[Start of Attachment]

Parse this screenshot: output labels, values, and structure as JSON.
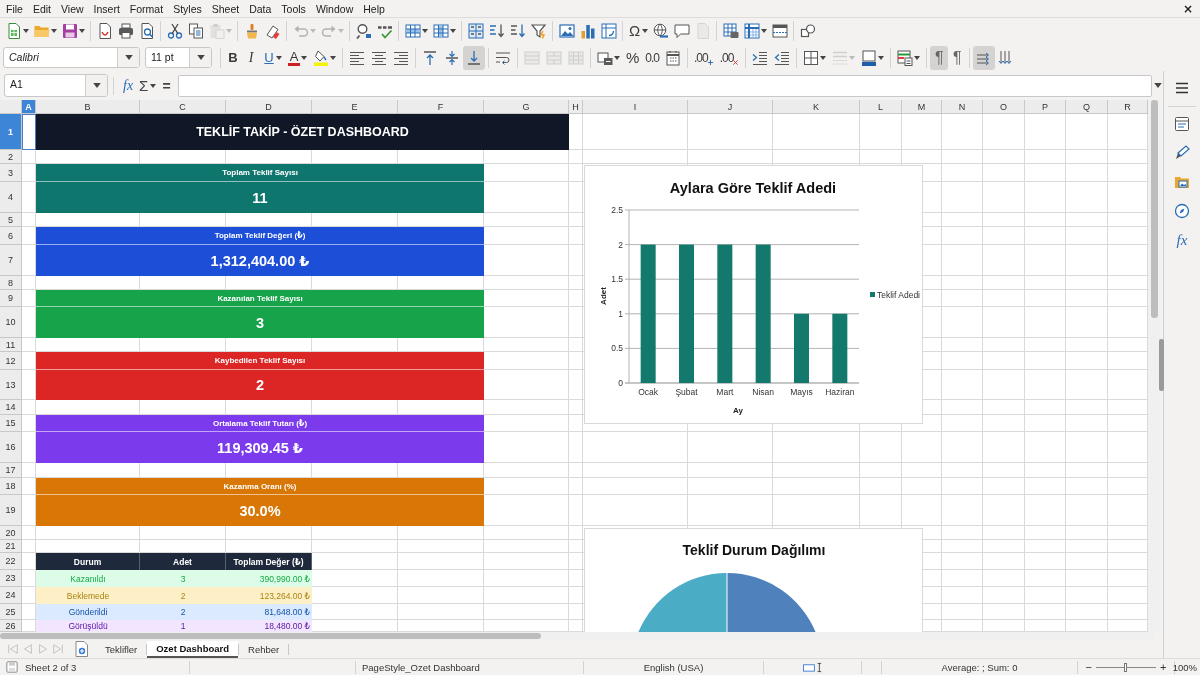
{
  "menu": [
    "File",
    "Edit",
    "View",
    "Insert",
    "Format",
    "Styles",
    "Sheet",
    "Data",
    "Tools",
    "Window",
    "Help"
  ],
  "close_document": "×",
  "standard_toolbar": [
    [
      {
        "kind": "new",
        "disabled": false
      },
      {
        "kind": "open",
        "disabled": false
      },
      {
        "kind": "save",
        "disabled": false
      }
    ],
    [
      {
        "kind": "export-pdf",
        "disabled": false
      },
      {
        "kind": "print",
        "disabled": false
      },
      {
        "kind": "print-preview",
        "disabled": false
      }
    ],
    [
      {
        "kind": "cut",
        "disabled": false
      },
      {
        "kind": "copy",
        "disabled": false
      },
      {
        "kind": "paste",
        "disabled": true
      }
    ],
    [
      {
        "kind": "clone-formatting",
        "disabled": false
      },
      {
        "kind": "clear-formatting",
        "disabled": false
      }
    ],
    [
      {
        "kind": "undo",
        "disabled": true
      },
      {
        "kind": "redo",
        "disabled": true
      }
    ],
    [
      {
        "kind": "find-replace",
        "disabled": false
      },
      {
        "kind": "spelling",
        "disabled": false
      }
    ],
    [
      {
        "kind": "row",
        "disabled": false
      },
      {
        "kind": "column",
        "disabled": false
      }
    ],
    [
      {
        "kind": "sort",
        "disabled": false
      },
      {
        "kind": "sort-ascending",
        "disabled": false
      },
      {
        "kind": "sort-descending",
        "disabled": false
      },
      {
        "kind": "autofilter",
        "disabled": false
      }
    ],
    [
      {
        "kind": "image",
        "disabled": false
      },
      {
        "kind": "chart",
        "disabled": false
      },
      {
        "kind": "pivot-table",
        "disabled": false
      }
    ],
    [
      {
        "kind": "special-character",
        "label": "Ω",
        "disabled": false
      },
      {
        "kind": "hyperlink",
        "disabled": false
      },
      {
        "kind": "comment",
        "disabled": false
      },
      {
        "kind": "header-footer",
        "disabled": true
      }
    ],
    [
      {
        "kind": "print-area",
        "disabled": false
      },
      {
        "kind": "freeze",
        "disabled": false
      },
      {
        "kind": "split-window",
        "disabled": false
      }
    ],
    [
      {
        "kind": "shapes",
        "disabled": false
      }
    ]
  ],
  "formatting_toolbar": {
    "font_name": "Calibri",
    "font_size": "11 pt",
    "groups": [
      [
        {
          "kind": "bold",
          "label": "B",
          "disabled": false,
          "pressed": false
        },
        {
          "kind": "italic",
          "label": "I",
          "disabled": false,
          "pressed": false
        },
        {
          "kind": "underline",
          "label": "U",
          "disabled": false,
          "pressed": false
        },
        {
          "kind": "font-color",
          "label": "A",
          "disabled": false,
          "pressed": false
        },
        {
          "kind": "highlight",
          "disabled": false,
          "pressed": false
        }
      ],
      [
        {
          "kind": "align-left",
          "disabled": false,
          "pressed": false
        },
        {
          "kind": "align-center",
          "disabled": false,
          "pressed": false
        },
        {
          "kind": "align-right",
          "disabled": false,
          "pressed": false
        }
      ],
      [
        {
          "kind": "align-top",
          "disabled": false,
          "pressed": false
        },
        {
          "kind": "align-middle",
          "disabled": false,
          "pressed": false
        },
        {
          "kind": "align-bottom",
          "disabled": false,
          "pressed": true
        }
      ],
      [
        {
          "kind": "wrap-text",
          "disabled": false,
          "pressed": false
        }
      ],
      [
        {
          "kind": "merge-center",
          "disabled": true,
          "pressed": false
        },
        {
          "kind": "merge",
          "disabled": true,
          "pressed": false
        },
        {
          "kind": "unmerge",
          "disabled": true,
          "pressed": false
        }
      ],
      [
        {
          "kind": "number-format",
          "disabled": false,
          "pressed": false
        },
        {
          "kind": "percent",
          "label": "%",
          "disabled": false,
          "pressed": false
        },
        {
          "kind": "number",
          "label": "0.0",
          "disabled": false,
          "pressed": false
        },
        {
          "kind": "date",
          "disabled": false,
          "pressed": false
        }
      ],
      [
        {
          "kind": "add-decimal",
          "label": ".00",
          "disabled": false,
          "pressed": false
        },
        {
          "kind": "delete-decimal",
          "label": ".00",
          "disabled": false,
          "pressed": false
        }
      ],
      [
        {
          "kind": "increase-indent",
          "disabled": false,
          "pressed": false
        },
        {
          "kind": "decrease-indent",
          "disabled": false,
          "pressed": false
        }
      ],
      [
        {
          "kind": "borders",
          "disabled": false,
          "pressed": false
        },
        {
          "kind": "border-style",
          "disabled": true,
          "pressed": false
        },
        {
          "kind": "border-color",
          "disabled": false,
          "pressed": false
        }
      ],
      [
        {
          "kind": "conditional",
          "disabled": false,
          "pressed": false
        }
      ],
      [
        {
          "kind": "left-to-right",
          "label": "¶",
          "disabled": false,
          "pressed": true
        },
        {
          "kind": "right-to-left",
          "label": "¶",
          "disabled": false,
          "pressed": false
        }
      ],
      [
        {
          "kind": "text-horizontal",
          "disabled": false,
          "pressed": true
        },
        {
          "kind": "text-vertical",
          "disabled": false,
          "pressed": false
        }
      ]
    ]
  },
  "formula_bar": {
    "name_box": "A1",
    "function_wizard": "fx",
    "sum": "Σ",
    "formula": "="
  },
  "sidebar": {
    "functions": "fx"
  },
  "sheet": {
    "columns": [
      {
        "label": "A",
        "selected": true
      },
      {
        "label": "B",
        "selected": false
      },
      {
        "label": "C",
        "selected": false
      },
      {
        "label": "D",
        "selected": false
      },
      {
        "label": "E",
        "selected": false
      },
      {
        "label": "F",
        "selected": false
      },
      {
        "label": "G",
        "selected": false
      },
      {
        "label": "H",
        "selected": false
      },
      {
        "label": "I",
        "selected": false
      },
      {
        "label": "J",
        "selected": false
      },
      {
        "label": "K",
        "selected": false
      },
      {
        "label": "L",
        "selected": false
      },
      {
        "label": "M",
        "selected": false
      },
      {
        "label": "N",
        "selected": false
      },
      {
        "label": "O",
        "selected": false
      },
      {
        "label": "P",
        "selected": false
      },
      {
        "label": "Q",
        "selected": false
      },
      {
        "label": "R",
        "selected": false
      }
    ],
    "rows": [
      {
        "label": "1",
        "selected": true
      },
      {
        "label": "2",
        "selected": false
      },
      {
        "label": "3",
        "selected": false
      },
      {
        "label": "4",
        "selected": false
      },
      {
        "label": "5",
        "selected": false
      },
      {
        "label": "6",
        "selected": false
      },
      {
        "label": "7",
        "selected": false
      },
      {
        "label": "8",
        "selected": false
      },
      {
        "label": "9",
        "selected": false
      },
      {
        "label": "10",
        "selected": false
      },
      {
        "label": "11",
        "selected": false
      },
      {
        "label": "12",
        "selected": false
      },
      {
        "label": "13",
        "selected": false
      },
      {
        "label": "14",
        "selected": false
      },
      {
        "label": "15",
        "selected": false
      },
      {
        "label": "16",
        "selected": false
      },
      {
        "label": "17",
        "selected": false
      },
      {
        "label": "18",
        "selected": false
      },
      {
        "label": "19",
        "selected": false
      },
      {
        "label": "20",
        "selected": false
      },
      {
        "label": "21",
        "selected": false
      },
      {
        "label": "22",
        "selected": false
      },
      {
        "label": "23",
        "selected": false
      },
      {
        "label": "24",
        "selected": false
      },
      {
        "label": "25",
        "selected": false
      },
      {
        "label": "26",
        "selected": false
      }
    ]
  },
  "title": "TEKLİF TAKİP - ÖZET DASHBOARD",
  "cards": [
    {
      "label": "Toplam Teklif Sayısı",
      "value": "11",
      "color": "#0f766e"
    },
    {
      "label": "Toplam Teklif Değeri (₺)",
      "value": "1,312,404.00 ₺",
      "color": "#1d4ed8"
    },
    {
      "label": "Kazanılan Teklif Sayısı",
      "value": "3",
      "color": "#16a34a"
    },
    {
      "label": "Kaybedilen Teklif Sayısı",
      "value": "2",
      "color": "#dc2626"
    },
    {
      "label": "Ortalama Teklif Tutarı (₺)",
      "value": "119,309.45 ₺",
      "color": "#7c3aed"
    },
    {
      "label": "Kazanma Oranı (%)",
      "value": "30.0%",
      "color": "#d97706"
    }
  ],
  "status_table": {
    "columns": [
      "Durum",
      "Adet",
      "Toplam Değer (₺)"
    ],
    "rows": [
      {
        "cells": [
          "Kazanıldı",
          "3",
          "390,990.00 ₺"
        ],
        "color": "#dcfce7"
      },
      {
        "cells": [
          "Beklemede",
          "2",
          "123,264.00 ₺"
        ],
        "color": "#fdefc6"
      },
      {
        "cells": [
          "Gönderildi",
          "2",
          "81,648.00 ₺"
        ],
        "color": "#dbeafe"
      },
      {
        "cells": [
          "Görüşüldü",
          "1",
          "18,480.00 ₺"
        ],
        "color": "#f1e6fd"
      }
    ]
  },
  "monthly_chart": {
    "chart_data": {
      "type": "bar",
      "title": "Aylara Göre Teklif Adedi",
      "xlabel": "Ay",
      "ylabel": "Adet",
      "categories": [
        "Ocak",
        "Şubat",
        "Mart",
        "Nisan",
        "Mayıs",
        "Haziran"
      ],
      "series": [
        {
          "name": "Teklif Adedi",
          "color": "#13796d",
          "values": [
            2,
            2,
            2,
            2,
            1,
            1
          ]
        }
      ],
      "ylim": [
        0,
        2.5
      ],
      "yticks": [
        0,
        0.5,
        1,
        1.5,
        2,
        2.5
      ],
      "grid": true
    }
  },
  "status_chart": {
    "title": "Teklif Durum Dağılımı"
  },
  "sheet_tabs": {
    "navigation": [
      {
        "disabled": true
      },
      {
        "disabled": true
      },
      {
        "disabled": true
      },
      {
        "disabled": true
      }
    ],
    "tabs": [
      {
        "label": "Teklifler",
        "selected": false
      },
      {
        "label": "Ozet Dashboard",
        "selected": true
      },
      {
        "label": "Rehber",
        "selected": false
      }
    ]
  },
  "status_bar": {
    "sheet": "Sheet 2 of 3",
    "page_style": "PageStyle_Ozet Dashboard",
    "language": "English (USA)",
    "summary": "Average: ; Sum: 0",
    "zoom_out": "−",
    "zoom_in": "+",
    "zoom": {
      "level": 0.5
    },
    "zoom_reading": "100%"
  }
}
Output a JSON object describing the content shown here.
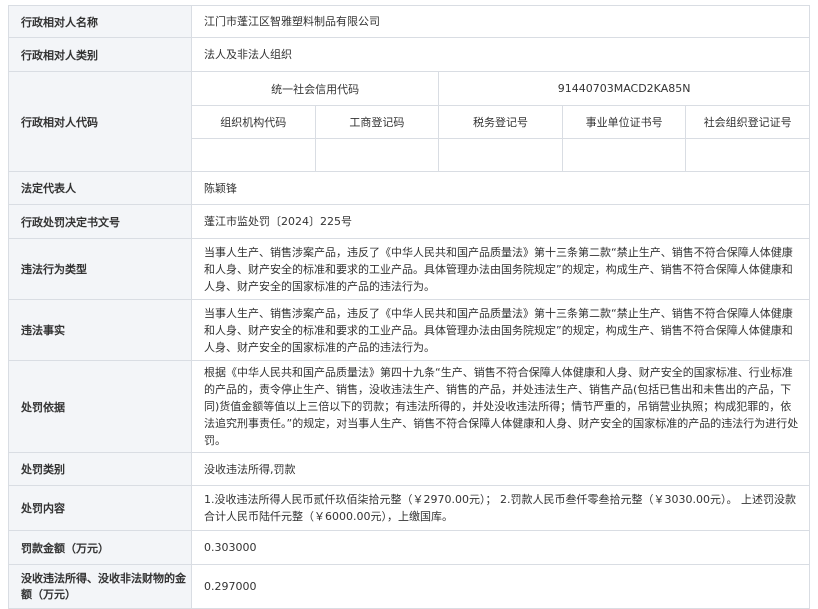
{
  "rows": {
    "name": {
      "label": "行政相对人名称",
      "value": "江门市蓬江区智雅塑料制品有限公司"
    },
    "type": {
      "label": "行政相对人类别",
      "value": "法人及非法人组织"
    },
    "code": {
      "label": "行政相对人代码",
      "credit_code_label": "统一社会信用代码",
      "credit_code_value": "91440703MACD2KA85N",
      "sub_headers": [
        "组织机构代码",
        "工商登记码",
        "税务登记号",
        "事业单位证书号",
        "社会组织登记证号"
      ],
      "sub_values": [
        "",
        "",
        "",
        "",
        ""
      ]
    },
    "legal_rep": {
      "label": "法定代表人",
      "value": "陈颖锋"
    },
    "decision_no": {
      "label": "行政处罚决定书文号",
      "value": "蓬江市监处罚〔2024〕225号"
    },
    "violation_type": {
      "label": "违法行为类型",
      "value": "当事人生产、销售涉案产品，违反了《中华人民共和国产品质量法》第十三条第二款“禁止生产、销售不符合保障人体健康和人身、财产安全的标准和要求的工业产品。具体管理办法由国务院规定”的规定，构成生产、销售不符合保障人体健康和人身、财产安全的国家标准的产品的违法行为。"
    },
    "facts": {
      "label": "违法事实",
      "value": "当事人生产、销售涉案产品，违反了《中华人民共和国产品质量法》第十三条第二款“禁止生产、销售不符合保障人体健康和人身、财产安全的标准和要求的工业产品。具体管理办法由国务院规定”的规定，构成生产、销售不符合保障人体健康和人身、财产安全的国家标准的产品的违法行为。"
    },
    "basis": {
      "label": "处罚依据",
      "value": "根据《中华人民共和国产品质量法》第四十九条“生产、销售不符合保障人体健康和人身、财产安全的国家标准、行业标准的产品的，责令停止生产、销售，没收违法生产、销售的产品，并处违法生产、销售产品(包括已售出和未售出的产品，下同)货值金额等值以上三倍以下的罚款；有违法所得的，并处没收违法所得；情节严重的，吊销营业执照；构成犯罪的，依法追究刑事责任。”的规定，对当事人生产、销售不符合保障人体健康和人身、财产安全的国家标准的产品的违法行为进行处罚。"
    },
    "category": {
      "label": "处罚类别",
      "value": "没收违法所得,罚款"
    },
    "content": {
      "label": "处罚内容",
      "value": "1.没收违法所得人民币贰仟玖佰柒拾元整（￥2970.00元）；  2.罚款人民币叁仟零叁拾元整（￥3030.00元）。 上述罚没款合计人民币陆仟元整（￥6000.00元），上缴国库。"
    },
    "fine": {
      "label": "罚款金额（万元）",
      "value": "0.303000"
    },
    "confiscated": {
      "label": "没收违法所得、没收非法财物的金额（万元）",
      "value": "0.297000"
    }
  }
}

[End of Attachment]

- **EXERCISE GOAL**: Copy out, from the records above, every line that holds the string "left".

- **RESPONSE TO THE EXERCISE**:
          "kind": "align-left",
          "kind": "left-to-right",
          "kind": "right-to-left",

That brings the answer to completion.